Feed on

I finished Part II of Lessig’s book earlier today, and I figured I should probably post about this section before I read/post on the final chunk, because he covers so much in here.
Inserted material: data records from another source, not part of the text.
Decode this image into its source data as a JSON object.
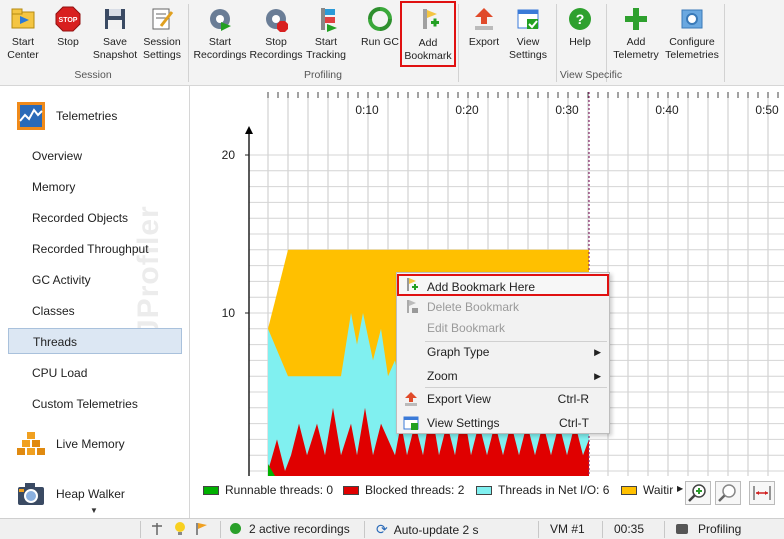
{
  "toolbar": {
    "groups": {
      "session": "Session",
      "profiling": "Profiling",
      "view_specific": "View Specific"
    },
    "buttons": {
      "start_center": "Start\nCenter",
      "stop": "Stop",
      "save_snapshot": "Save\nSnapshot",
      "session_settings": "Session\nSettings",
      "start_recordings": "Start\nRecordings",
      "stop_recordings": "Stop\nRecordings",
      "start_tracking": "Start\nTracking",
      "run_gc": "Run GC",
      "add_bookmark": "Add\nBookmark",
      "export": "Export",
      "view_settings": "View\nSettings",
      "help": "Help",
      "add_telemetry": "Add\nTelemetry",
      "configure_telemetries": "Configure\nTelemetries"
    }
  },
  "sidebar": {
    "telemetries": "Telemetries",
    "items": [
      "Overview",
      "Memory",
      "Recorded Objects",
      "Recorded Throughput",
      "GC Activity",
      "Classes",
      "Threads",
      "CPU Load",
      "Custom Telemetries"
    ],
    "active": "Threads",
    "live_memory": "Live Memory",
    "heap_walker": "Heap Walker",
    "watermark": "JProfiler"
  },
  "chart_data": {
    "type": "area",
    "x_ticks": [
      "0:10",
      "0:20",
      "0:30",
      "0:40",
      "0:50"
    ],
    "y_ticks": [
      "10",
      "20"
    ],
    "ylim": [
      0,
      20
    ],
    "series": [
      {
        "name": "Runnable threads",
        "color": "#00b000"
      },
      {
        "name": "Blocked threads",
        "color": "#e00000"
      },
      {
        "name": "Threads in Net I/O",
        "color": "#80f0f0"
      },
      {
        "name": "Waiting",
        "color": "#ffc000"
      }
    ]
  },
  "legend": {
    "runnable": "Runnable threads: 0",
    "blocked": "Blocked threads: 2",
    "net_io": "Threads in Net I/O: 6",
    "waiting": "Waitir"
  },
  "context_menu": {
    "add_bookmark_here": "Add Bookmark Here",
    "delete_bookmark": "Delete Bookmark",
    "edit_bookmark": "Edit Bookmark",
    "graph_type": "Graph Type",
    "zoom": "Zoom",
    "export_view": "Export View",
    "export_view_shortcut": "Ctrl-R",
    "view_settings": "View Settings",
    "view_settings_shortcut": "Ctrl-T"
  },
  "status": {
    "recordings": "2 active recordings",
    "auto_update": "Auto-update 2 s",
    "vm": "VM #1",
    "time": "00:35",
    "mode": "Profiling"
  }
}
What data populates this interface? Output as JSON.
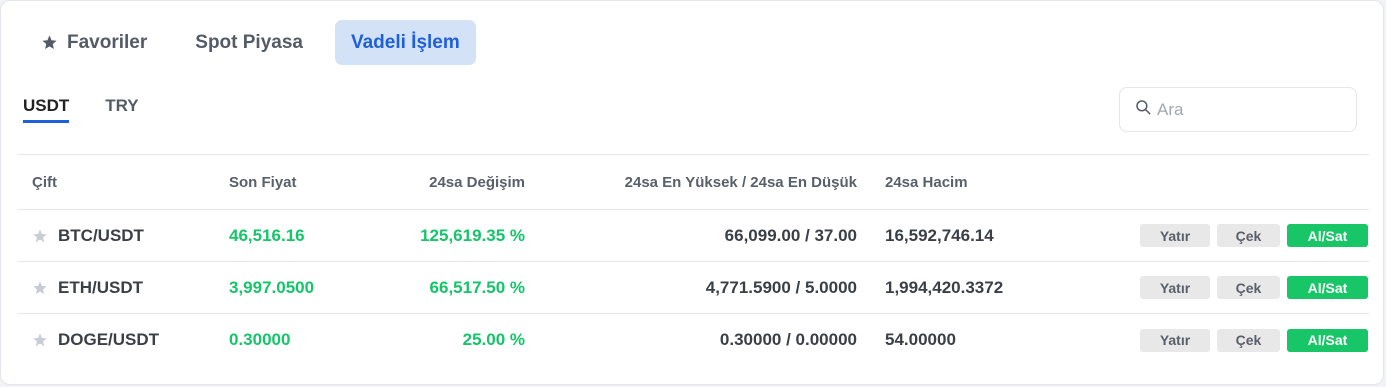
{
  "tabs": [
    {
      "label": "Favoriler",
      "icon": "star-icon"
    },
    {
      "label": "Spot Piyasa"
    },
    {
      "label": "Vadeli İşlem",
      "active": true
    }
  ],
  "currency_tabs": [
    {
      "label": "USDT",
      "active": true
    },
    {
      "label": "TRY"
    }
  ],
  "search": {
    "placeholder": "Ara",
    "value": ""
  },
  "table": {
    "headers": {
      "pair": "Çift",
      "last_price": "Son Fiyat",
      "change": "24sa Değişim",
      "high_low": "24sa En Yüksek / 24sa En Düşük",
      "volume": "24sa Hacim"
    },
    "rows": [
      {
        "pair": "BTC/USDT",
        "last_price": "46,516.16",
        "change": "125,619.35 %",
        "high_low": "66,099.00 / 37.00",
        "volume": "16,592,746.14"
      },
      {
        "pair": "ETH/USDT",
        "last_price": "3,997.0500",
        "change": "66,517.50 %",
        "high_low": "4,771.5900 / 5.0000",
        "volume": "1,994,420.3372"
      },
      {
        "pair": "DOGE/USDT",
        "last_price": "0.30000",
        "change": "25.00 %",
        "high_low": "0.30000 / 0.00000",
        "volume": "54.00000"
      }
    ],
    "actions": {
      "deposit": "Yatır",
      "withdraw": "Çek",
      "trade": "Al/Sat"
    }
  },
  "colors": {
    "accent": "#1f5fd8",
    "active_tab_bg": "#d4e2f8",
    "positive": "#16c46a",
    "trade_button": "#18c567",
    "secondary_button": "#e8e8e8"
  }
}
So, right at the end of part one, after comparing the past/future of RW and RO cultures, he circles back around to the issue of piracy (mostly focusing on music because that seems to be where an industry has suffered the most damage).  Then he does what I had been waiting for him to do, which is propose an alternative to the model followed over the last decade which decriminalizes us downloaders and leaves the artists with more money.  He talks about a “compulsory license” system, but his description is brief and it doesn’t really seem like he thinks that would be the best system.  Side note, though: I did think it was interesting how he said this system wouldn’t give artists/labels as much as if everyone had bought their music, but they would’ve had more than they ended up with by trying to sell DRM-encrypted mp3s and force $20 CDs down people’s throats (am I alone in thinking that paying more than $15 for a CD is ridiculous?).
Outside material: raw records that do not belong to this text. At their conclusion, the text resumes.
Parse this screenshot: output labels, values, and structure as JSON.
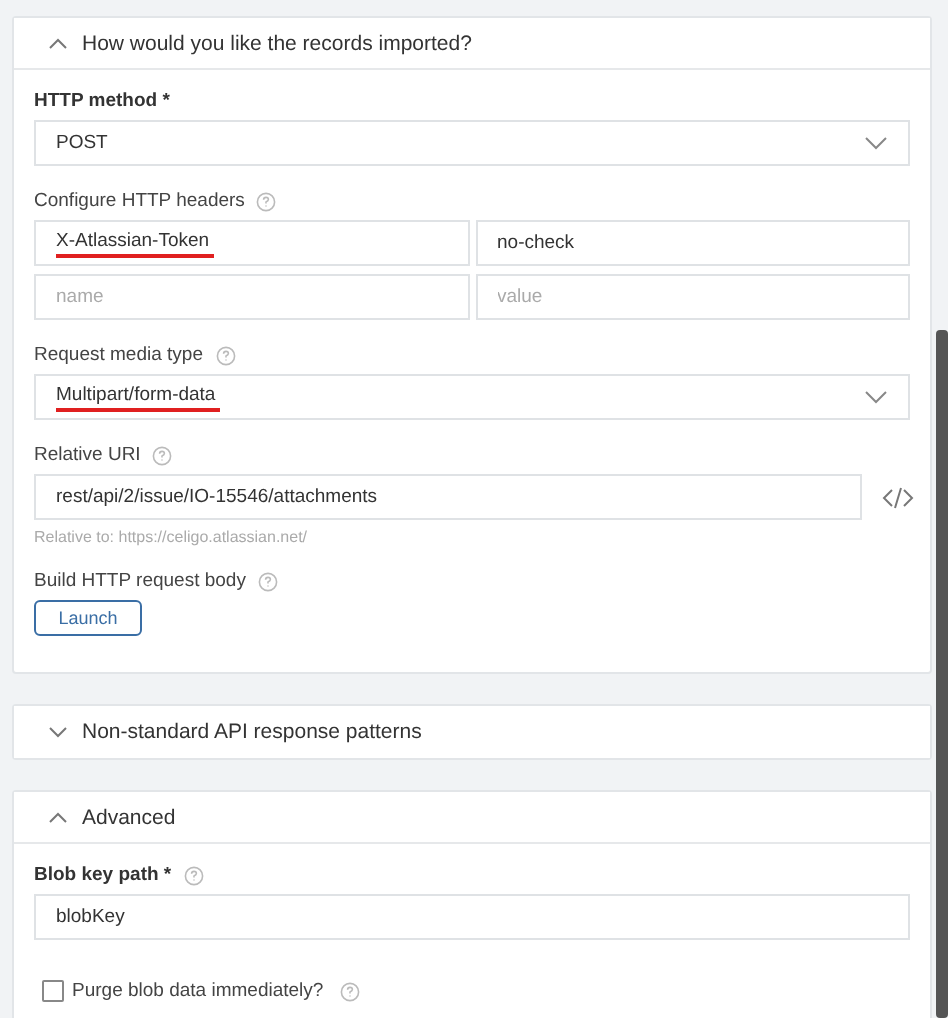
{
  "sections": [
    {
      "title": "How would you like the records imported?",
      "expanded": true,
      "fields": [
        {
          "kind": "select",
          "label": "HTTP method",
          "required_mark": "*",
          "help": false,
          "value": "POST",
          "underlined": false
        },
        {
          "kind": "headers",
          "label": "Configure HTTP headers",
          "help": true,
          "rows": [
            {
              "name": "X-Atlassian-Token",
              "value": "no-check",
              "underlined": true
            },
            {
              "name_placeholder": "name",
              "value_placeholder": "value"
            }
          ]
        },
        {
          "kind": "select",
          "label": "Request media type",
          "help": true,
          "value": "Multipart/form-data",
          "underlined": true
        },
        {
          "kind": "uri",
          "label": "Relative URI",
          "help": true,
          "value": "rest/api/2/issue/IO-15546/attachments",
          "hint": "Relative to: https://celigo.atlassian.net/"
        },
        {
          "kind": "button",
          "label": "Build HTTP request body",
          "help": true,
          "button": "Launch"
        }
      ]
    },
    {
      "title": "Non-standard API response patterns",
      "expanded": false
    },
    {
      "title": "Advanced",
      "expanded": true,
      "fields": [
        {
          "kind": "text",
          "label": "Blob key path",
          "required_mark": "*",
          "help": true,
          "value": "blobKey"
        },
        {
          "kind": "checkbox",
          "label": "Purge blob data immediately?",
          "help": true,
          "checked": false
        }
      ]
    }
  ]
}
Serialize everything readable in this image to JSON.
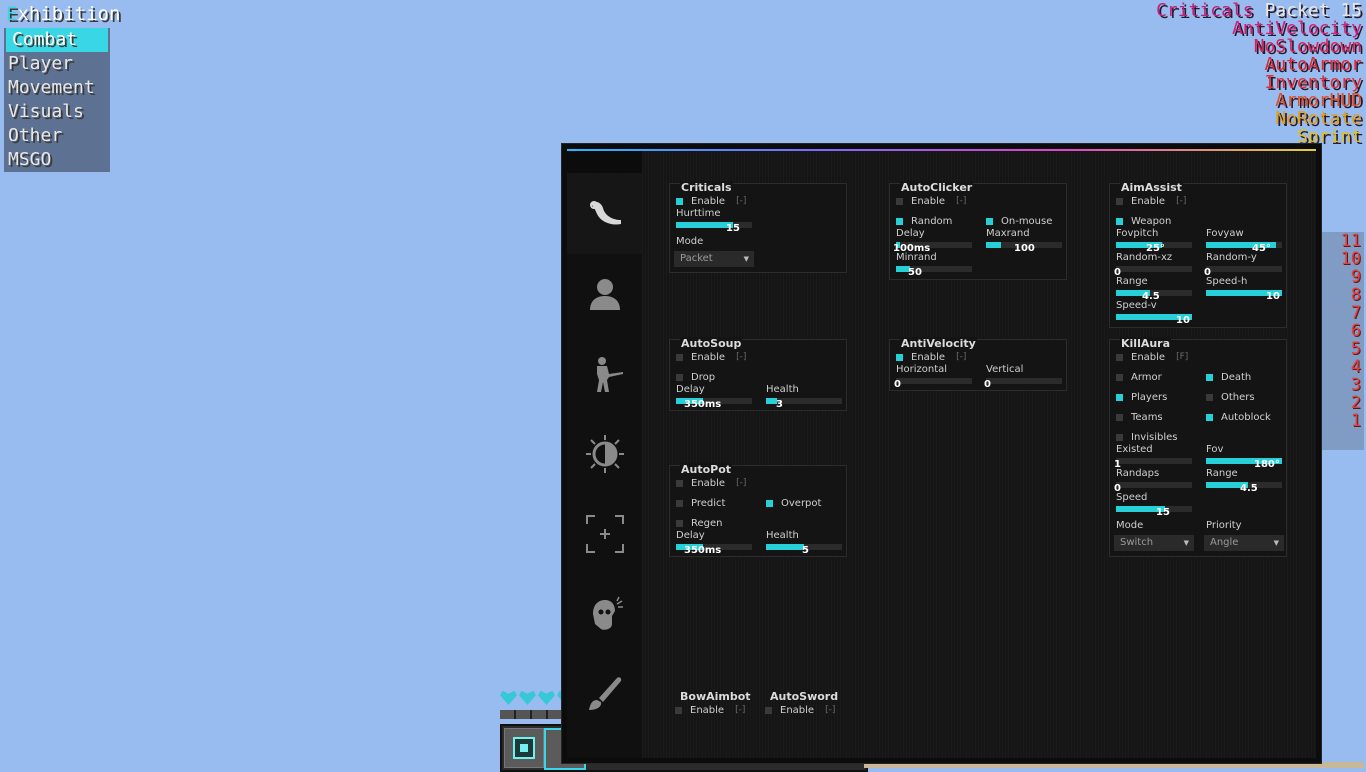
{
  "client": {
    "title_first": "E",
    "title_rest": "xhibition",
    "tabs": [
      "Combat",
      "Player",
      "Movement",
      "Visuals",
      "Other",
      "MSGO"
    ],
    "active_tab": "Combat"
  },
  "arraylist": [
    {
      "name": "Criticals",
      "suffix": " Packet 15",
      "color": "#c0207a"
    },
    {
      "name": "AntiVelocity",
      "suffix": "",
      "color": "#d0207a"
    },
    {
      "name": "NoSlowdown",
      "suffix": "",
      "color": "#d8205a"
    },
    {
      "name": "AutoArmor",
      "suffix": "",
      "color": "#dc2a3a"
    },
    {
      "name": "Inventory",
      "suffix": "",
      "color": "#e0303a"
    },
    {
      "name": "ArmorHUD",
      "suffix": "",
      "color": "#e0502a"
    },
    {
      "name": "NoRotate",
      "suffix": "",
      "color": "#e0a020"
    },
    {
      "name": "Sprint",
      "suffix": "",
      "color": "#e0c020"
    }
  ],
  "number_strip": [
    "11",
    "10",
    "9",
    "8",
    "7",
    "6",
    "5",
    "4",
    "3",
    "2",
    "1"
  ],
  "accent": "#27cfd9",
  "sidebar_icons": [
    "knife-icon",
    "user-icon",
    "soldier-icon",
    "brightness-icon",
    "crosshair-icon",
    "head-icon",
    "brush-icon"
  ],
  "modules": {
    "criticals": {
      "title": "Criticals",
      "enable": "Enable",
      "bind": "[-]",
      "hurttime_label": "Hurttime",
      "hurttime": 15,
      "hurttime_fraction": 0.75,
      "mode_label": "Mode",
      "mode_value": "Packet"
    },
    "autoclicker": {
      "title": "AutoClicker",
      "enable": "Enable",
      "bind": "[-]",
      "random": "Random",
      "onmouse": "On-mouse",
      "delay_label": "Delay",
      "delay": "100ms",
      "delay_fraction": 0.05,
      "maxrand_label": "Maxrand",
      "maxrand": "100",
      "maxrand_fraction": 0.2,
      "minrand_label": "Minrand",
      "minrand": "50",
      "minrand_fraction": 0.18
    },
    "aimassist": {
      "title": "AimAssist",
      "enable": "Enable",
      "bind": "[-]",
      "weapon": "Weapon",
      "fovpitch_label": "Fovpitch",
      "fovpitch": "25°",
      "fovpitch_fraction": 0.6,
      "fovyaw_label": "Fovyaw",
      "fovyaw": "45°",
      "fovyaw_fraction": 0.92,
      "randomxz_label": "Random-xz",
      "randomxz": "0",
      "randomy_label": "Random-y",
      "randomy": "0",
      "range_label": "Range",
      "range": "4.5",
      "range_fraction": 0.45,
      "speedh_label": "Speed-h",
      "speedh": "10",
      "speedh_fraction": 1.0,
      "speedv_label": "Speed-v",
      "speedv": "10",
      "speedv_fraction": 1.0
    },
    "autosoup": {
      "title": "AutoSoup",
      "enable": "Enable",
      "bind": "[-]",
      "drop": "Drop",
      "delay_label": "Delay",
      "delay": "350ms",
      "delay_fraction": 0.35,
      "health_label": "Health",
      "health": "3",
      "health_fraction": 0.15
    },
    "antivelocity": {
      "title": "AntiVelocity",
      "enable": "Enable",
      "bind": "[-]",
      "horizontal_label": "Horizontal",
      "horizontal": "0",
      "vertical_label": "Vertical",
      "vertical": "0"
    },
    "killaura": {
      "title": "KillAura",
      "enable": "Enable",
      "bind": "[F]",
      "armor": "Armor",
      "death": "Death",
      "players": "Players",
      "others": "Others",
      "teams": "Teams",
      "autoblock": "Autoblock",
      "invisibles": "Invisibles",
      "existed_label": "Existed",
      "existed": "1",
      "fov_label": "Fov",
      "fov": "180°",
      "fov_fraction": 1.0,
      "randaps_label": "Randaps",
      "randaps": "0",
      "range_label": "Range",
      "range": "4.5",
      "range_fraction": 0.55,
      "speed_label": "Speed",
      "speed": "15",
      "speed_fraction": 0.65,
      "mode_label": "Mode",
      "mode_value": "Switch",
      "priority_label": "Priority",
      "priority_value": "Angle"
    },
    "autopot": {
      "title": "AutoPot",
      "enable": "Enable",
      "bind": "[-]",
      "predict": "Predict",
      "overpot": "Overpot",
      "regen": "Regen",
      "delay_label": "Delay",
      "delay": "350ms",
      "delay_fraction": 0.35,
      "health_label": "Health",
      "health": "5",
      "health_fraction": 0.5
    },
    "bowaimbot": {
      "title": "BowAimbot",
      "enable": "Enable",
      "bind": "[-]"
    },
    "autosword": {
      "title": "AutoSword",
      "enable": "Enable",
      "bind": "[-]"
    }
  }
}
Anyway, I suppose Pt. II accounts for the tacked-on feeling of that bit at the end of Pt. I; this idea of “hybrid economies” are what he thinks are the real key for this kind of thing.  And I’m guessing he’ll connect these two ideas more in the final part (as he begins to in Chapter 8), which I’m about to read, but most of Chaps. 6 & 7 are spent giving us an idea of exactly what a hybrid economy is/can be.  We had some overlap with Shirky, especially when Lessig talks about Wikipedia and freeware/Linux, but we got plenty of new stuff too.  I especially liked the quote from Jimmy Wales where he compared Wikia to a bowling alley:  sure, they are profiting off people’s free time, but like a bowling alley, “people are given a context in which to do something they want to, and noone begrudges the owner of the alley his profits.”  This seems to exemplify a certain approach to a hybrid economy quite well.
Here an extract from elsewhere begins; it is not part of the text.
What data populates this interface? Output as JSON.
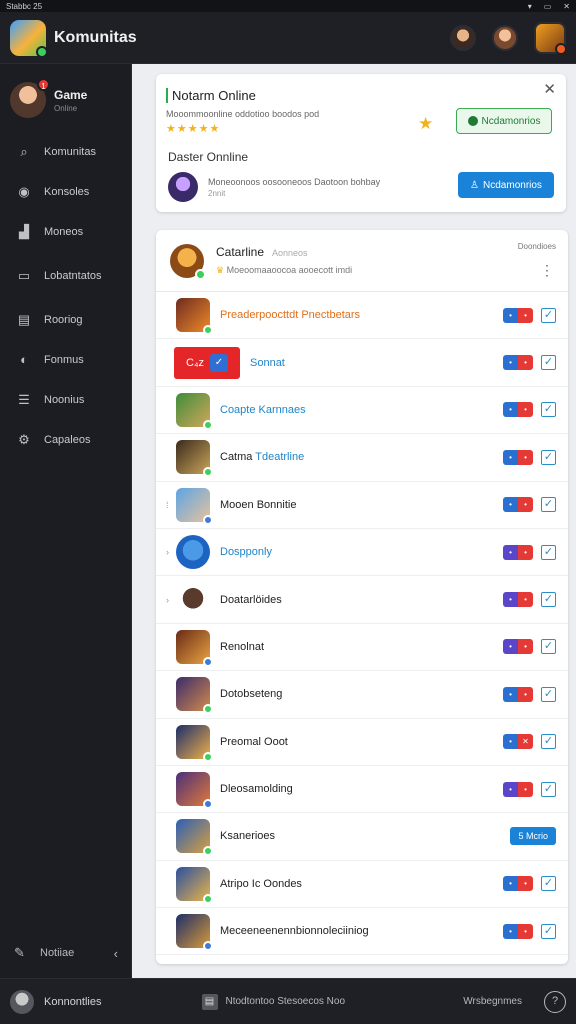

So this just leaves the question of how Lessig will tie hybrid economies and copyright law together in Part III, which I’m quite interested to see, because he’s explained everything else so well in this book that I’m sure it’ll be enjoyable.

Leave a Reply

Sites DOT MiddleburyThe Middlebury site network.